**Provided data**
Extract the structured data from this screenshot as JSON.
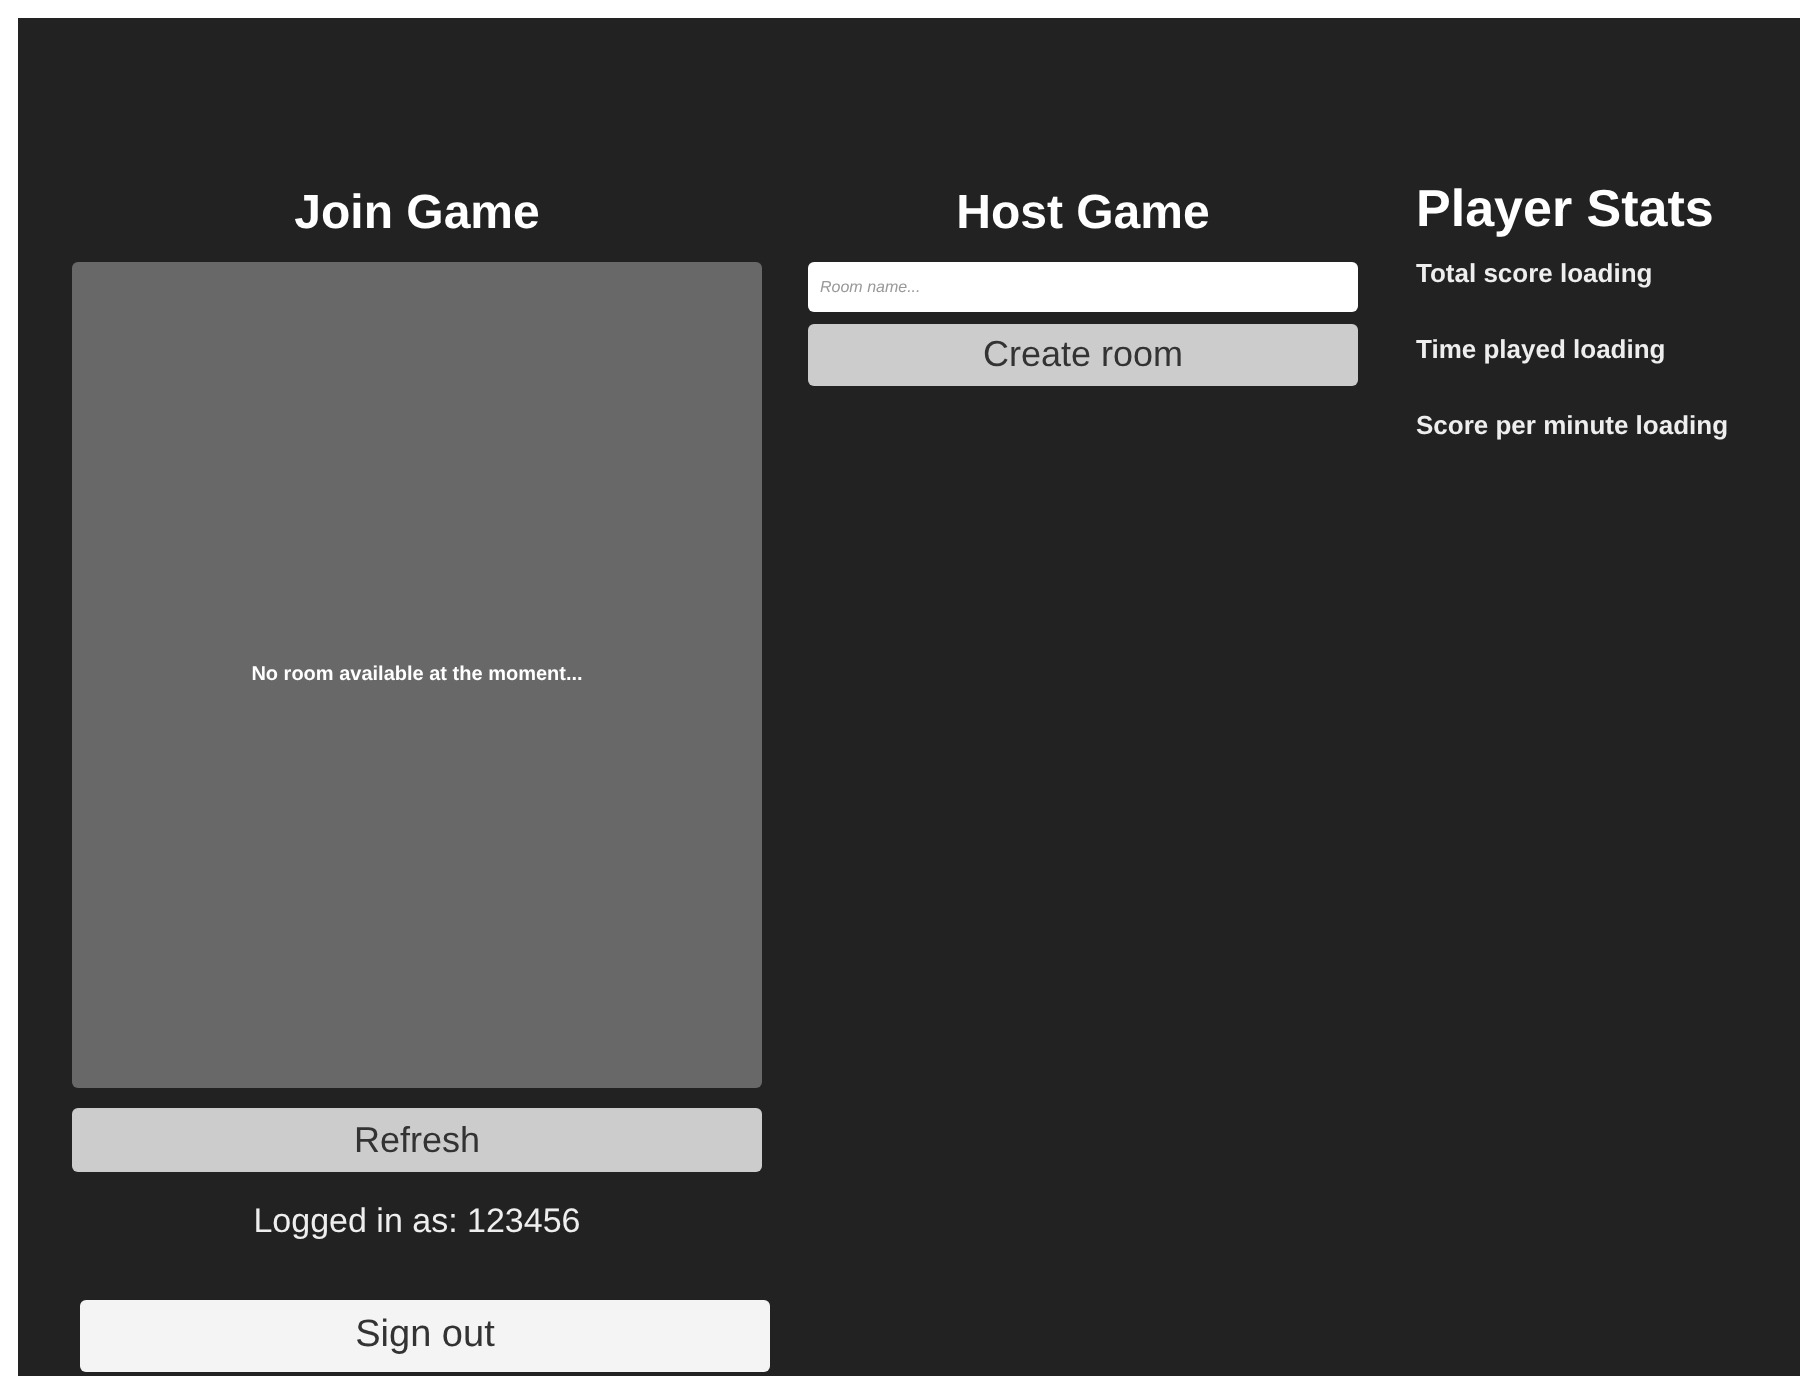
{
  "join_game": {
    "title": "Join Game",
    "room_list": {
      "empty_message": "No room available at the moment..."
    },
    "refresh_button": "Refresh",
    "logged_in": "Logged in as: 123456",
    "sign_out_button": "Sign out"
  },
  "host_game": {
    "title": "Host Game",
    "room_name": {
      "placeholder": "Room name..."
    },
    "create_button": "Create room"
  },
  "player_stats": {
    "title": "Player Stats",
    "stats": [
      "Total score loading",
      "Time played loading",
      "Score per minute loading"
    ]
  }
}
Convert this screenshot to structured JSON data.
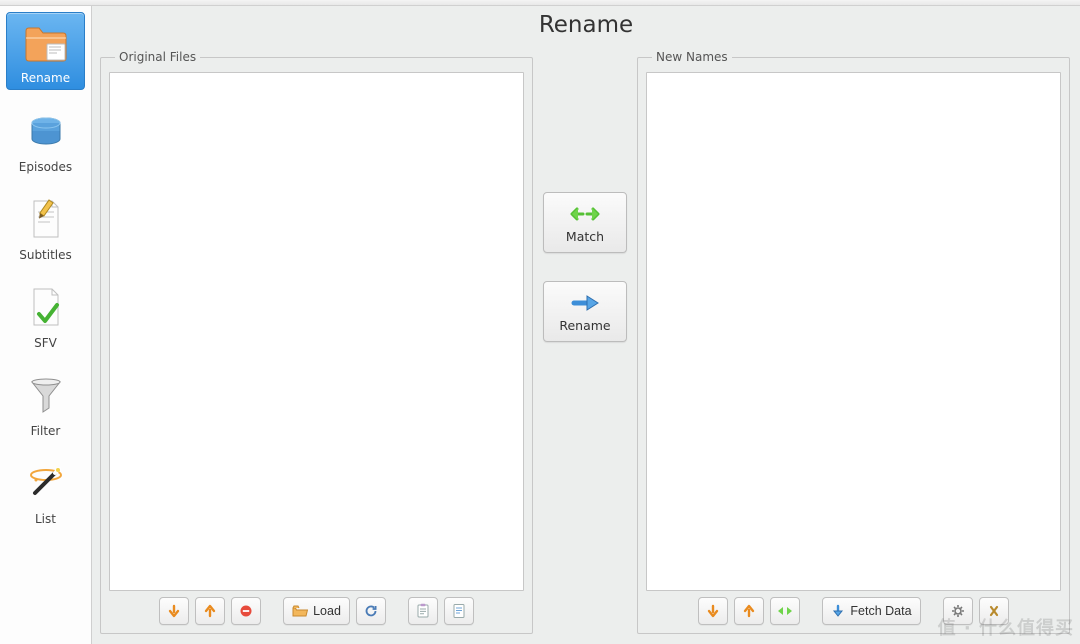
{
  "window": {
    "title": "Rename"
  },
  "sidebar": {
    "items": [
      {
        "label": "Rename",
        "icon": "folder-rename-icon",
        "selected": true
      },
      {
        "label": "Episodes",
        "icon": "stack-icon"
      },
      {
        "label": "Subtitles",
        "icon": "document-pencil-icon"
      },
      {
        "label": "SFV",
        "icon": "document-check-icon"
      },
      {
        "label": "Filter",
        "icon": "funnel-icon"
      },
      {
        "label": "List",
        "icon": "wand-icon"
      }
    ]
  },
  "panels": {
    "original": {
      "legend": "Original Files",
      "toolbar": {
        "down_tip": "Move Down",
        "up_tip": "Move Up",
        "remove_tip": "Remove",
        "load_label": "Load",
        "refresh_tip": "Refresh",
        "clipboard_tip": "Send to Clipboard",
        "history_tip": "Open History"
      }
    },
    "new": {
      "legend": "New Names",
      "toolbar": {
        "down_tip": "Move Down",
        "up_tip": "Move Up",
        "match_tip": "Auto-Align",
        "fetch_label": "Fetch Data",
        "settings_tip": "Preferences",
        "swap_tip": "Swap"
      }
    }
  },
  "center": {
    "match_label": "Match",
    "rename_label": "Rename"
  },
  "watermark": "值 · 什么值得买"
}
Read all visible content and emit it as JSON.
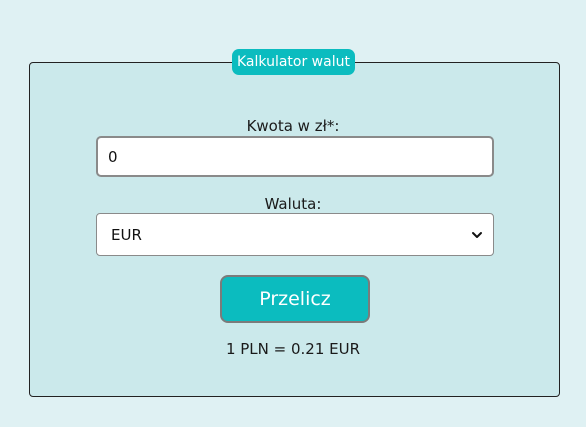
{
  "calculator": {
    "title": "Kalkulator walut",
    "amount_label": "Kwota w zł*:",
    "amount_value": "0",
    "currency_label": "Waluta:",
    "currency_selected": "EUR",
    "convert_button": "Przelicz",
    "result_text": "1 PLN = 0.21 EUR"
  },
  "colors": {
    "accent": "#0bbcbf",
    "panel": "#cbe9eb",
    "page": "#dff1f3"
  }
}
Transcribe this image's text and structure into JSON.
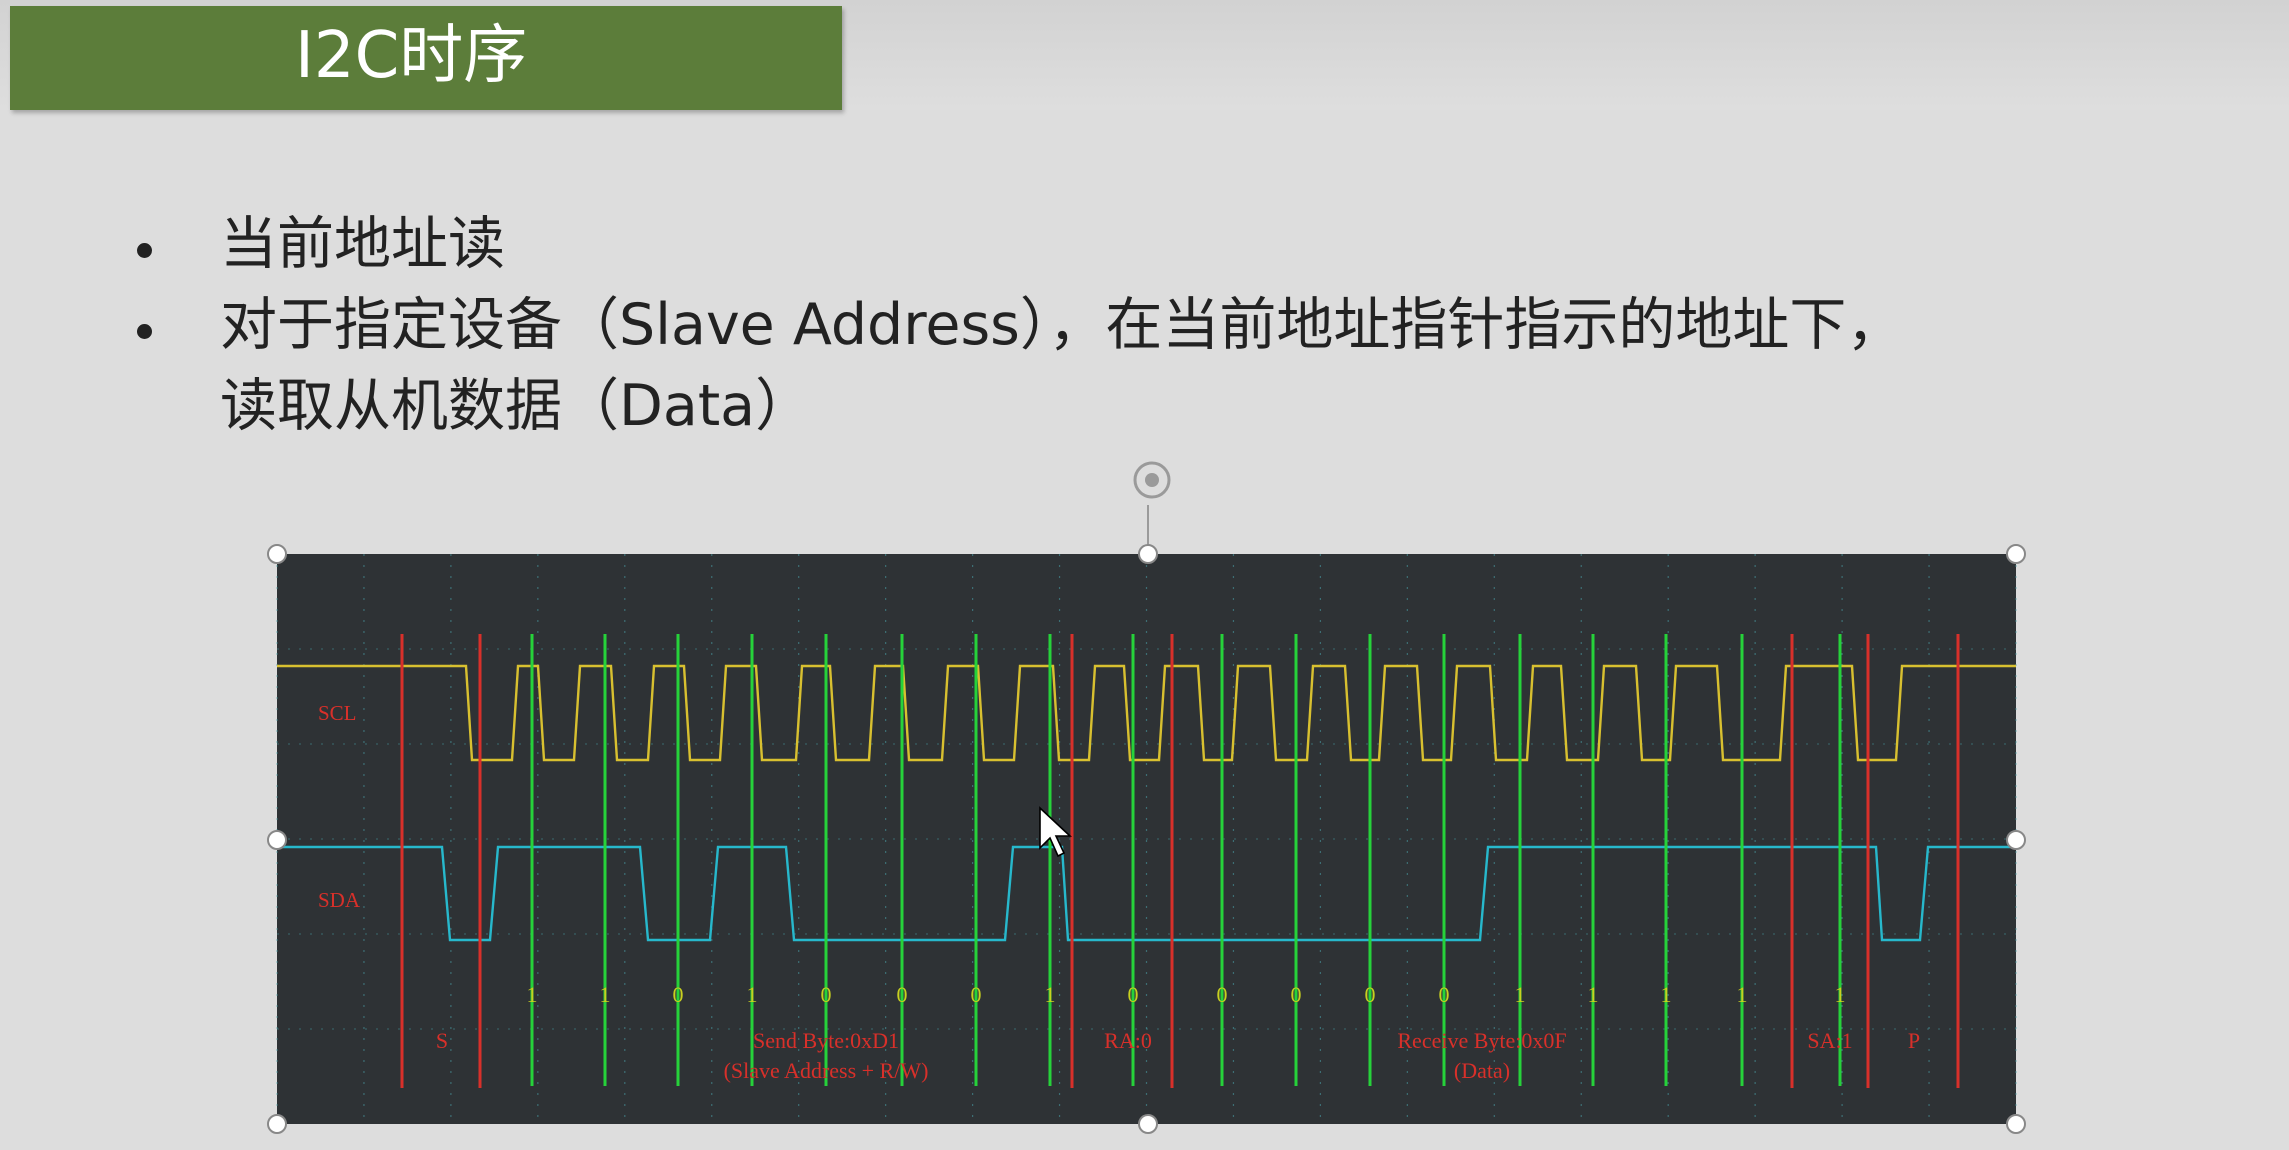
{
  "slide": {
    "title": "I2C时序",
    "bullets": [
      {
        "lines": [
          "当前地址读"
        ]
      },
      {
        "lines": [
          "对于指定设备（Slave Address），在当前地址指针指示的地址下，",
          "读取从机数据（Data）"
        ]
      }
    ]
  },
  "diagram": {
    "signals": [
      {
        "name": "SCL",
        "color": "#d8c030"
      },
      {
        "name": "SDA",
        "color": "#27b8cc"
      }
    ],
    "bits": [
      "1",
      "1",
      "0",
      "1",
      "0",
      "0",
      "0",
      "1",
      "0",
      "0",
      "0",
      "0",
      "0",
      "1",
      "1",
      "1",
      "1",
      "1"
    ],
    "segments": [
      {
        "lines": [
          "S"
        ]
      },
      {
        "lines": [
          "Send Byte:0xD1",
          "(Slave Address + R/W)"
        ]
      },
      {
        "lines": [
          "RA:0"
        ]
      },
      {
        "lines": [
          "Receive Byte:0x0F",
          "(Data)"
        ]
      },
      {
        "lines": [
          "SA:1"
        ]
      },
      {
        "lines": [
          "P"
        ]
      }
    ],
    "colors": {
      "background": "#2e3235",
      "boundary_line": "#d8302a",
      "sample_line": "#26d23a",
      "label": "#d8302a",
      "bit_label": "#c8d020",
      "grid": "#4aa0a8"
    }
  }
}
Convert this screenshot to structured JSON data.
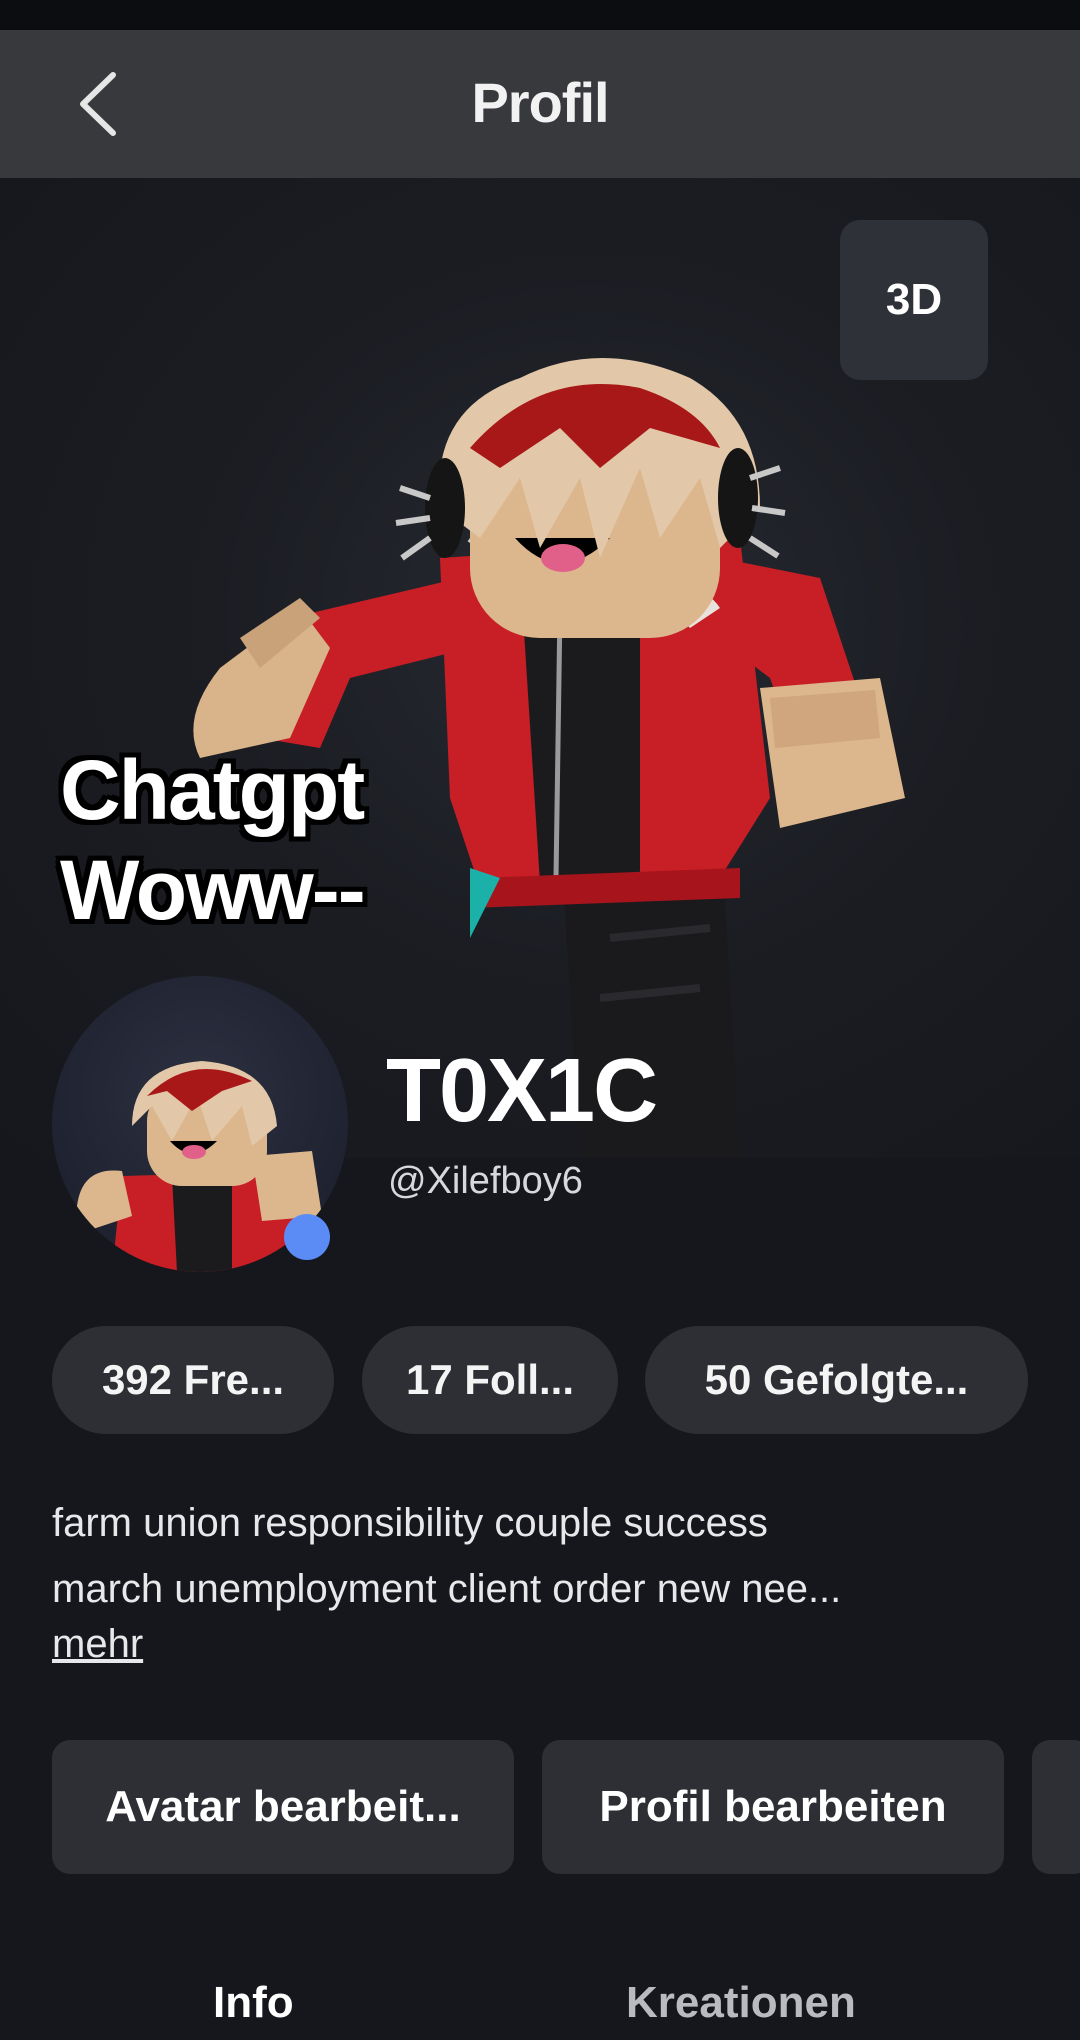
{
  "header": {
    "title": "Profil",
    "back_icon": "chevron-left-icon"
  },
  "hero": {
    "view_3d_label": "3D"
  },
  "overlay_caption": {
    "line1": "Chatgpt",
    "line2": "Woww--"
  },
  "profile": {
    "display_name": "T0X1C",
    "username": "@Xilefboy6",
    "online_status_color": "#5b8cf5"
  },
  "stats": [
    {
      "label": "392 Fre..."
    },
    {
      "label": "17 Foll..."
    },
    {
      "label": "50 Gefolgte..."
    }
  ],
  "bio": {
    "line1": "farm union responsibility couple success",
    "line2": "march unemployment client order new nee...",
    "more_label": "mehr"
  },
  "actions": [
    {
      "label": "Avatar bearbeit..."
    },
    {
      "label": "Profil bearbeiten"
    }
  ],
  "tabs": [
    {
      "label": "Info",
      "active": true
    },
    {
      "label": "Kreationen",
      "active": false
    }
  ],
  "colors": {
    "background": "#15171c",
    "header_bg": "#38393d",
    "chip_bg": "#2d2f35",
    "inactive_tab": "#b9bbc0"
  }
}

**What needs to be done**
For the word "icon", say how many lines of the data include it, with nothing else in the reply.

**Solution to the exercise**
7